## MATERIAL FOR THE TASK:
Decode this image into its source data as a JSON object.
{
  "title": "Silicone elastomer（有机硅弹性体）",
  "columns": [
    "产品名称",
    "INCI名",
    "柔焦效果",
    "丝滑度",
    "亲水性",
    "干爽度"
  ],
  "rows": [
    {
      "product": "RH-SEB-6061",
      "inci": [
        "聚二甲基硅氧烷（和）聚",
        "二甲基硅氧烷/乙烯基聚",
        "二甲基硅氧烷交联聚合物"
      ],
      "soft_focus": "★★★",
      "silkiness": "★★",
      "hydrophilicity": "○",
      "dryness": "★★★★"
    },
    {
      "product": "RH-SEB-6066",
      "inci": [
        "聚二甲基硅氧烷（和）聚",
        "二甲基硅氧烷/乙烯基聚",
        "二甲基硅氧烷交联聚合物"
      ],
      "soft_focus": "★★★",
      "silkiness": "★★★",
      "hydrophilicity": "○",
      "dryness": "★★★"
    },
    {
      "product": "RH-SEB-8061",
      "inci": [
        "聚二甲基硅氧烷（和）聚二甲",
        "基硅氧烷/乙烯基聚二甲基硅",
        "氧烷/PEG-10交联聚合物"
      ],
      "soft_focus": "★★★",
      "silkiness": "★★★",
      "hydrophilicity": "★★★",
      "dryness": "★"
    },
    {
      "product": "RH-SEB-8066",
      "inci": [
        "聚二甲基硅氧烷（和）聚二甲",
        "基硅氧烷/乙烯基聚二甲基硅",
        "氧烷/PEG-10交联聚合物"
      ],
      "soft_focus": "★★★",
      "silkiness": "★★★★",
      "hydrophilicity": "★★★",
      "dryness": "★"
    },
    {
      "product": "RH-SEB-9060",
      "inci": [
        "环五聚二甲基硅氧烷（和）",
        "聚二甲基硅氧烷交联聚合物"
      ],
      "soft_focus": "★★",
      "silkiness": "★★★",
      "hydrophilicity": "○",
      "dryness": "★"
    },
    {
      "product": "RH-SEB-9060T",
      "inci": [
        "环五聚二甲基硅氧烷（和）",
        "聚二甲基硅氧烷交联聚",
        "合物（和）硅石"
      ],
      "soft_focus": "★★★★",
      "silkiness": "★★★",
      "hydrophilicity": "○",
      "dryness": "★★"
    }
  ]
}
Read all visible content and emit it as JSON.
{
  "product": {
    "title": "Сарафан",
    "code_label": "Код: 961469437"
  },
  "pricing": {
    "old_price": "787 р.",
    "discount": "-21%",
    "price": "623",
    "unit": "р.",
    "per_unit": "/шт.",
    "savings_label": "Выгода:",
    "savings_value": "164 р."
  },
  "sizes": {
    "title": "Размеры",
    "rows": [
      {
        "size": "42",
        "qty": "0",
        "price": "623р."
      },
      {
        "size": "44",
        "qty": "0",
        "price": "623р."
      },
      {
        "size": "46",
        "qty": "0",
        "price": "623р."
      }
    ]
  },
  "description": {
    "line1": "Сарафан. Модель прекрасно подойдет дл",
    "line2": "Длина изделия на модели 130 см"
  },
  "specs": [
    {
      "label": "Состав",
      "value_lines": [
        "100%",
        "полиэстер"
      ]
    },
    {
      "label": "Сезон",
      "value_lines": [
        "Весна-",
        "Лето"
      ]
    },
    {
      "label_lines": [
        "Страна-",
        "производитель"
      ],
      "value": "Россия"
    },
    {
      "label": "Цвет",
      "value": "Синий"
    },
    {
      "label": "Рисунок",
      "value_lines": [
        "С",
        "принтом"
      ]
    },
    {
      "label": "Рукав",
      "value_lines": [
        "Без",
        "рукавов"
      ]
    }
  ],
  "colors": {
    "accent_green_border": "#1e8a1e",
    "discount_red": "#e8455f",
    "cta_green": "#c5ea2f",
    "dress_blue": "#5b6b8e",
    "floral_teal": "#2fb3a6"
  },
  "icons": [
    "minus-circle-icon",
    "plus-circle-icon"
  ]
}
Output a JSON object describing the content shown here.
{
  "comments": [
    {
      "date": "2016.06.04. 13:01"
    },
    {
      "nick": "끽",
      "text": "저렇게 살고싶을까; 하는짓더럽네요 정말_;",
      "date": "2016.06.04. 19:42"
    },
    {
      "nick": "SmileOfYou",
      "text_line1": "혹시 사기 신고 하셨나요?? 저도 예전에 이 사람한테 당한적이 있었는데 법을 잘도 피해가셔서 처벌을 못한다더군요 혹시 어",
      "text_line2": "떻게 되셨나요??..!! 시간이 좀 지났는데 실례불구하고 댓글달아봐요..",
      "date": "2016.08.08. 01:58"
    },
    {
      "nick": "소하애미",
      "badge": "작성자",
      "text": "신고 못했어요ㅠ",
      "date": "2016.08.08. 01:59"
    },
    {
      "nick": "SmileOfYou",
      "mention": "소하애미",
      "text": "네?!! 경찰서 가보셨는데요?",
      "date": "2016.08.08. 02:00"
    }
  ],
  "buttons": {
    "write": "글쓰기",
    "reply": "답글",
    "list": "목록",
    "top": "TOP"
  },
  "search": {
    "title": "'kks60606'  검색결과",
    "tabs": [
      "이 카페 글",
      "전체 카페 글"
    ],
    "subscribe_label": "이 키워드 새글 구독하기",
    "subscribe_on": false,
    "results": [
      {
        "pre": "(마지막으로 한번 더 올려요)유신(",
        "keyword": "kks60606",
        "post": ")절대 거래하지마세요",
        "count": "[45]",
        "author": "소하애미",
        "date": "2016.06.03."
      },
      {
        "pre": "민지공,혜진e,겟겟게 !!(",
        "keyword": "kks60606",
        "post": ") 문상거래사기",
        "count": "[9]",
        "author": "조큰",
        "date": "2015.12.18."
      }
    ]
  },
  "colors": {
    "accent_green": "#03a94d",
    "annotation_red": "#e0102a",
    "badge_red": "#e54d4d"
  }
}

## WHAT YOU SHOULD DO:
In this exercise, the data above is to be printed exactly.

## RESPONSE TO THE EXERCISE:
Decode this image into its source data as a JSON object.
{
  "title": "Silicone elastomer（有机硅弹性体）",
  "columns": [
    "产品名称",
    "INCI名",
    "柔焦效果",
    "丝滑度",
    "亲水性",
    "干爽度"
  ],
  "rows": [
    {
      "product": "RH-SEB-6061",
      "inci": [
        "聚二甲基硅氧烷（和）聚",
        "二甲基硅氧烷/乙烯基聚",
        "二甲基硅氧烷交联聚合物"
      ],
      "soft_focus": "★★★",
      "silkiness": "★★",
      "hydrophilicity": "○",
      "dryness": "★★★★"
    },
    {
      "product": "RH-SEB-6066",
      "inci": [
        "聚二甲基硅氧烷（和）聚",
        "二甲基硅氧烷/乙烯基聚",
        "二甲基硅氧烷交联聚合物"
      ],
      "soft_focus": "★★★",
      "silkiness": "★★★",
      "hydrophilicity": "○",
      "dryness": "★★★"
    },
    {
      "product": "RH-SEB-8061",
      "inci": [
        "聚二甲基硅氧烷（和）聚二甲",
        "基硅氧烷/乙烯基聚二甲基硅",
        "氧烷/PEG-10交联聚合物"
      ],
      "soft_focus": "★★★",
      "silkiness": "★★★",
      "hydrophilicity": "★★★",
      "dryness": "★"
    },
    {
      "product": "RH-SEB-8066",
      "inci": [
        "聚二甲基硅氧烷（和）聚二甲",
        "基硅氧烷/乙烯基聚二甲基硅",
        "氧烷/PEG-10交联聚合物"
      ],
      "soft_focus": "★★★",
      "silkiness": "★★★★",
      "hydrophilicity": "★★★",
      "dryness": "★"
    },
    {
      "product": "RH-SEB-9060",
      "inci": [
        "环五聚二甲基硅氧烷（和）",
        "聚二甲基硅氧烷交联聚合物"
      ],
      "soft_focus": "★★",
      "silkiness": "★★★",
      "hydrophilicity": "○",
      "dryness": "★"
    },
    {
      "product": "RH-SEB-9060T",
      "inci": [
        "环五聚二甲基硅氧烷（和）",
        "聚二甲基硅氧烷交联聚",
        "合物（和）硅石"
      ],
      "soft_focus": "★★★★",
      "silkiness": "★★★",
      "hydrophilicity": "○",
      "dryness": "★★"
    }
  ]
}
Read all visible content and emit it as JSON.
{
  "product": {
    "title": "Сарафан",
    "code_label": "Код: 961469437"
  },
  "pricing": {
    "old_price": "787 р.",
    "discount": "-21%",
    "price": "623",
    "unit": "р.",
    "per_unit": "/шт.",
    "savings_label": "Выгода:",
    "savings_value": "164 р."
  },
  "sizes": {
    "title": "Размеры",
    "rows": [
      {
        "size": "42",
        "qty": "0",
        "price": "623р."
      },
      {
        "size": "44",
        "qty": "0",
        "price": "623р."
      },
      {
        "size": "46",
        "qty": "0",
        "price": "623р."
      }
    ]
  },
  "description": {
    "line1": "Сарафан. Модель прекрасно подойдет дл",
    "line2": "Длина изделия на модели 130 см"
  },
  "specs": [
    {
      "label": "Состав",
      "value_lines": [
        "100%",
        "полиэстер"
      ]
    },
    {
      "label": "Сезон",
      "value_lines": [
        "Весна-",
        "Лето"
      ]
    },
    {
      "label_lines": [
        "Страна-",
        "производитель"
      ],
      "value": "Россия"
    },
    {
      "label": "Цвет",
      "value": "Синий"
    },
    {
      "label": "Рисунок",
      "value_lines": [
        "С",
        "принтом"
      ]
    },
    {
      "label": "Рукав",
      "value_lines": [
        "Без",
        "рукавов"
      ]
    }
  ],
  "colors": {
    "accent_green_border": "#1e8a1e",
    "discount_red": "#e8455f",
    "cta_green": "#c5ea2f",
    "dress_blue": "#5b6b8e",
    "floral_teal": "#2fb3a6"
  },
  "icons": [
    "minus-circle-icon",
    "plus-circle-icon"
  ]
}
Output a JSON object describing the content shown here.
{
  "comments": [
    {
      "date": "2016.06.04. 13:01"
    },
    {
      "nick": "끽",
      "text": "저렇게 살고싶을까; 하는짓더럽네요 정말_;",
      "date": "2016.06.04. 19:42"
    },
    {
      "nick": "SmileOfYou",
      "text_line1": "혹시 사기 신고 하셨나요?? 저도 예전에 이 사람한테 당한적이 있었는데 법을 잘도 피해가셔서 처벌을 못한다더군요 혹시 어",
      "text_line2": "떻게 되셨나요??..!! 시간이 좀 지났는데 실례불구하고 댓글달아봐요..",
      "date": "2016.08.08. 01:58"
    },
    {
      "nick": "소하애미",
      "badge": "작성자",
      "text": "신고 못했어요ㅠ",
      "date": "2016.08.08. 01:59"
    },
    {
      "nick": "SmileOfYou",
      "mention": "소하애미",
      "text": "네?!! 경찰서 가보셨는데요?",
      "date": "2016.08.08. 02:00"
    }
  ],
  "buttons": {
    "write": "글쓰기",
    "reply": "답글",
    "list": "목록",
    "top": "TOP"
  },
  "search": {
    "title": "'kks60606'  검색결과",
    "tabs": [
      "이 카페 글",
      "전체 카페 글"
    ],
    "subscribe_label": "이 키워드 새글 구독하기",
    "subscribe_on": false,
    "results": [
      {
        "pre": "(마지막으로 한번 더 올려요)유신(",
        "keyword": "kks60606",
        "post": ")절대 거래하지마세요",
        "count": "[45]",
        "author": "소하애미",
        "date": "2016.06.03."
      },
      {
        "pre": "민지공,혜진e,겟겟게 !!(",
        "keyword": "kks60606",
        "post": ") 문상거래사기",
        "count": "[9]",
        "author": "조큰",
        "date": "2015.12.18."
      }
    ]
  },
  "colors": {
    "accent_green": "#03a94d",
    "annotation_red": "#e0102a",
    "badge_red": "#e54d4d"
  }
}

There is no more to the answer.